|Thomas, Colleen -|
|Pritchard, Nikki -|
|Rojo, Francisco -|
|Bublot, Michel -|
Submitted to: Vaccine
Publication Type: Peer Reviewed Journal
Publication Acceptance Date: March 26, 2010
Publication Date: May 12, 2010
Citation: Eggert, D.L., Thomas, C., Spackman, E., Pritchard, N., Rojo, F., Bublot, M., Swayne, D.E. 2010. Characterization and efficacy determination of commercially available Central American H5N2 avian influenza vaccines for poultry. Vaccine. 28:4609-4615. Interpretive Summary: A poultry vaccination program was implemented in Central America beginning in January 1995 to control low and high pathogenicity avian influenza. Yet despite the use of over 2 billion doses, low pathogenicity avian influenza remains endemic in some parts of Mexico. This study was conducted to determine if nine commercially available vaccines, including the original vaccine licensed in 1994 by Mexico were able to protect poultry from a 2003 low pathogenicity avian influenza virus isolated in Guatamala. We found only three vaccines afforded protection from low pathogenicity avian influenza and these three vaccines did not include the original Mexican licensed vaccine. Our results indicate an individual vaccine’s ability to protect poultry from avian influenza needs to be assessed periodically by testing with current field strains.

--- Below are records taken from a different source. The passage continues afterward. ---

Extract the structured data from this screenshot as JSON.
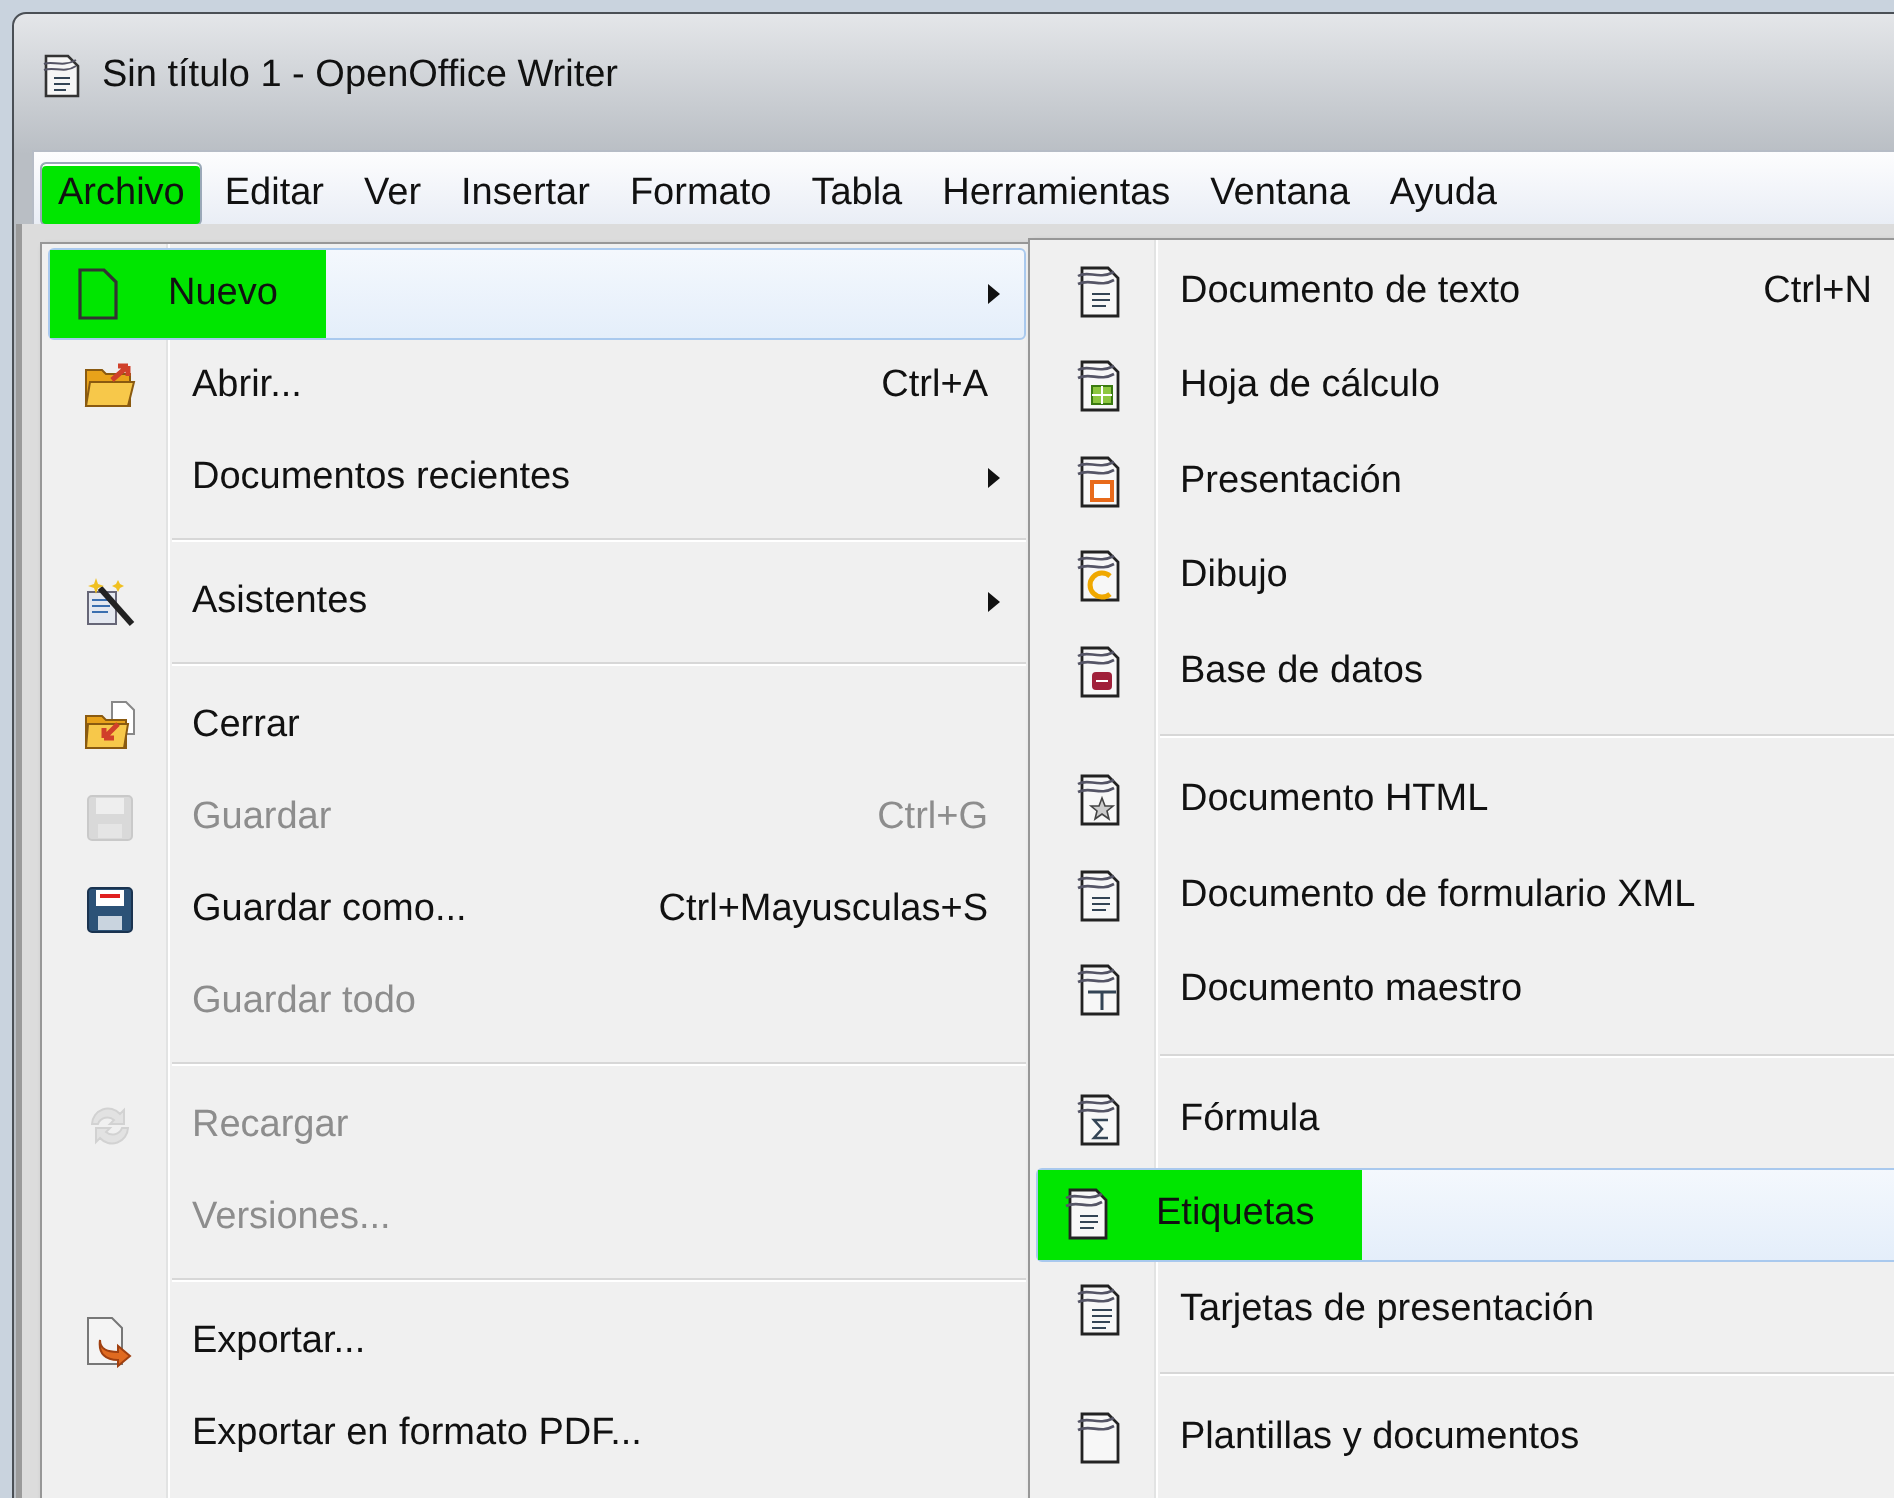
{
  "window": {
    "title": "Sin título 1 - OpenOffice Writer"
  },
  "menu_bar": [
    {
      "label": "Archivo",
      "selected": true,
      "highlighted": true
    },
    {
      "label": "Editar",
      "selected": false,
      "highlighted": false
    },
    {
      "label": "Ver",
      "selected": false,
      "highlighted": false
    },
    {
      "label": "Insertar",
      "selected": false,
      "highlighted": false
    },
    {
      "label": "Formato",
      "selected": false,
      "highlighted": false
    },
    {
      "label": "Tabla",
      "selected": false,
      "highlighted": false
    },
    {
      "label": "Herramientas",
      "selected": false,
      "highlighted": false
    },
    {
      "label": "Ventana",
      "selected": false,
      "highlighted": false
    },
    {
      "label": "Ayuda",
      "selected": false,
      "highlighted": false
    }
  ],
  "file_menu": {
    "items": [
      {
        "kind": "item",
        "label": "Nuevo",
        "submenu": true,
        "disabled": false,
        "selected": true,
        "highlighted": true
      },
      {
        "kind": "item",
        "label": "Abrir...",
        "shortcut": "Ctrl+A",
        "submenu": false,
        "disabled": false,
        "selected": false,
        "highlighted": false
      },
      {
        "kind": "item",
        "label": "Documentos recientes",
        "submenu": true,
        "disabled": false,
        "selected": false,
        "highlighted": false
      },
      {
        "kind": "separator"
      },
      {
        "kind": "item",
        "label": "Asistentes",
        "submenu": true,
        "disabled": false,
        "selected": false,
        "highlighted": false
      },
      {
        "kind": "separator"
      },
      {
        "kind": "item",
        "label": "Cerrar",
        "submenu": false,
        "disabled": false,
        "selected": false,
        "highlighted": false
      },
      {
        "kind": "item",
        "label": "Guardar",
        "shortcut": "Ctrl+G",
        "submenu": false,
        "disabled": true,
        "selected": false,
        "highlighted": false
      },
      {
        "kind": "item",
        "label": "Guardar como...",
        "shortcut": "Ctrl+Mayusculas+S",
        "submenu": false,
        "disabled": false,
        "selected": false,
        "highlighted": false
      },
      {
        "kind": "item",
        "label": "Guardar todo",
        "submenu": false,
        "disabled": true,
        "selected": false,
        "highlighted": false
      },
      {
        "kind": "separator"
      },
      {
        "kind": "item",
        "label": "Recargar",
        "submenu": false,
        "disabled": true,
        "selected": false,
        "highlighted": false
      },
      {
        "kind": "item",
        "label": "Versiones...",
        "submenu": false,
        "disabled": true,
        "selected": false,
        "highlighted": false
      },
      {
        "kind": "separator"
      },
      {
        "kind": "item",
        "label": "Exportar...",
        "submenu": false,
        "disabled": false,
        "selected": false,
        "highlighted": false
      },
      {
        "kind": "item",
        "label": "Exportar en formato PDF...",
        "submenu": false,
        "disabled": false,
        "selected": false,
        "highlighted": false
      }
    ]
  },
  "new_submenu": {
    "items": [
      {
        "kind": "item",
        "label": "Documento de texto",
        "shortcut": "Ctrl+N",
        "submenu": false,
        "disabled": false,
        "selected": false,
        "highlighted": false
      },
      {
        "kind": "item",
        "label": "Hoja de cálculo",
        "submenu": false,
        "disabled": false,
        "selected": false,
        "highlighted": false
      },
      {
        "kind": "item",
        "label": "Presentación",
        "submenu": false,
        "disabled": false,
        "selected": false,
        "highlighted": false
      },
      {
        "kind": "item",
        "label": "Dibujo",
        "submenu": false,
        "disabled": false,
        "selected": false,
        "highlighted": false
      },
      {
        "kind": "item",
        "label": "Base de datos",
        "submenu": false,
        "disabled": false,
        "selected": false,
        "highlighted": false
      },
      {
        "kind": "separator"
      },
      {
        "kind": "item",
        "label": "Documento HTML",
        "submenu": false,
        "disabled": false,
        "selected": false,
        "highlighted": false
      },
      {
        "kind": "item",
        "label": "Documento de formulario XML",
        "submenu": false,
        "disabled": false,
        "selected": false,
        "highlighted": false
      },
      {
        "kind": "item",
        "label": "Documento maestro",
        "submenu": false,
        "disabled": false,
        "selected": false,
        "highlighted": false
      },
      {
        "kind": "separator"
      },
      {
        "kind": "item",
        "label": "Fórmula",
        "submenu": false,
        "disabled": false,
        "selected": false,
        "highlighted": false
      },
      {
        "kind": "item",
        "label": "Etiquetas",
        "submenu": false,
        "disabled": false,
        "selected": true,
        "highlighted": true
      },
      {
        "kind": "item",
        "label": "Tarjetas de presentación",
        "submenu": false,
        "disabled": false,
        "selected": false,
        "highlighted": false
      },
      {
        "kind": "separator"
      },
      {
        "kind": "item",
        "label": "Plantillas y documentos",
        "submenu": false,
        "disabled": false,
        "selected": false,
        "highlighted": false
      }
    ]
  }
}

Technical Abstract: A poultry vaccination program was implemented in Central America beginning in January 1995 to control both H5N2 low (LPAI) and high pathogenicity avian influenza. This study was conducted to identify seed strain composition and the efficacy of nine commercially available H5 vaccines against challenge with H5N2 LPAI viruses isolated from Latin America in 2003. The original 1994 vaccine seed virus in commercial vaccines did not significantly reduce challenge virus shed titers. However, two seed strains, genetically more closely related to the challenge virus, did significantly reduce titers of challenge virus shed from respiratory tract. In addition, a live recombinant fowlpox virus vaccine containing a more distantly related Eurasian lineage H5 gene insert significantly reduced respiratory shedding as compared to sham vaccinates. These results demonstrate the feasibility of identifying vaccine seed strains in commercial finished products for regulatory verification and the need for periodic challenge testing against current field strains in order to select efficacious vaccine seed strains.